Paul Weinstein Jr., the chief operating officer of the Progressive Policy Institute who was an economic adviser to Mr. Clinton, said that so far, compared with Mr. Clinton’s policies, Mr. Obama’s policies have “a little more focus on fairness and growth than Clinton — Clinton was more pure growth.”
Experts say that both the McCain plan and the Obama plan would increase the deficit, and that neither man has adequately explained how his proposals would be paid for. But several analysts have said they believe that Mr. McCain’s plan would increase the deficit more, because of the size of the tax cuts he is seeking.
The economy has emerged as the top concern of voters in the presidential race, supplanting terrorism and the Iraq war as gasoline prices and unemployment have gone up and housing values and stock prices have gone down.
Their differences on the economy are every bit as stark as the difference on the Iraq war, where Mr. Obama favors beginning to withdraw United States troops while Mr. McCain wants to keep them there until they achieve “victory.”
Mr. McCain wants to extend the Bush tax cuts on the wealthy, cut corporate taxes and keep capital-gains taxes low. The tax cuts he promotes as benefiting the middle class include doubling the size of the exemption people can claim for each child.

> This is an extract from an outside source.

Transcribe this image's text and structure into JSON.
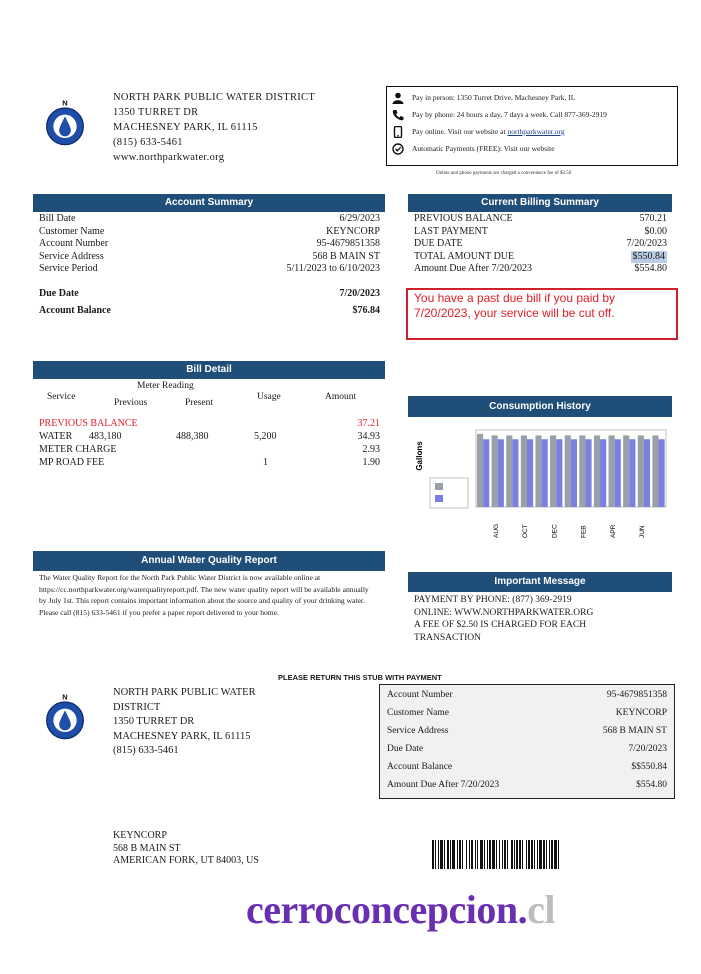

And his call for repealing the alternative minimum tax, while it would still help some middle-class taxpayers, would still largely benefit the wealthy: some 80 percent of the benefit would go to the top 10 percent of earners, according to the Tax Policy Center, a nonpartisan research group in Washington.
Mr. Obama wants to let the Bush tax cuts on the wealthy lapse, and he wants to raise the tax on capital gains and dividends and to tax the windfall profits of oil companies. He also wants to keep the estate tax, which many Republicans deride as the “death tax,” on people with estates valued at more than $3.5 million; Mr. McCain would exempt people with estates valued at up to $10 million and would impose a much lower tax rate. Mr. Obama wants to use some of that money to pay for his middle-class tax cut and for the elimination of income taxes on retirees.
Alan Viard, a resident scholar at the American Enterprise Institute and a former economist for the Federal Reserve Bank who worked in the Council of Economic Advisers during President Bush’s first term, said, “If you compare McCain and Obama’s proposals, one interesting point that people often don’t realize is that both have pretty substantial tax cuts.”
“We know that McCain wants to make all of them permanent,” Mr. Viard said of the Bush tax cuts, “but Senator Obama wants to make a pretty good chunk of them permanent as well.”
As the economy became the first debate of the general election, the only thing the two sides seemed to agree on was that they disagreed. Mr. McCain said Tuesday that “we offer very different choices to the American people” while Mr. Obama said Monday that they had “a fundamentally different vision of where to take the country.”
This story, 2 New-Style Candidates Hit Old Notes on the Economy, originally appeared in The New York Times.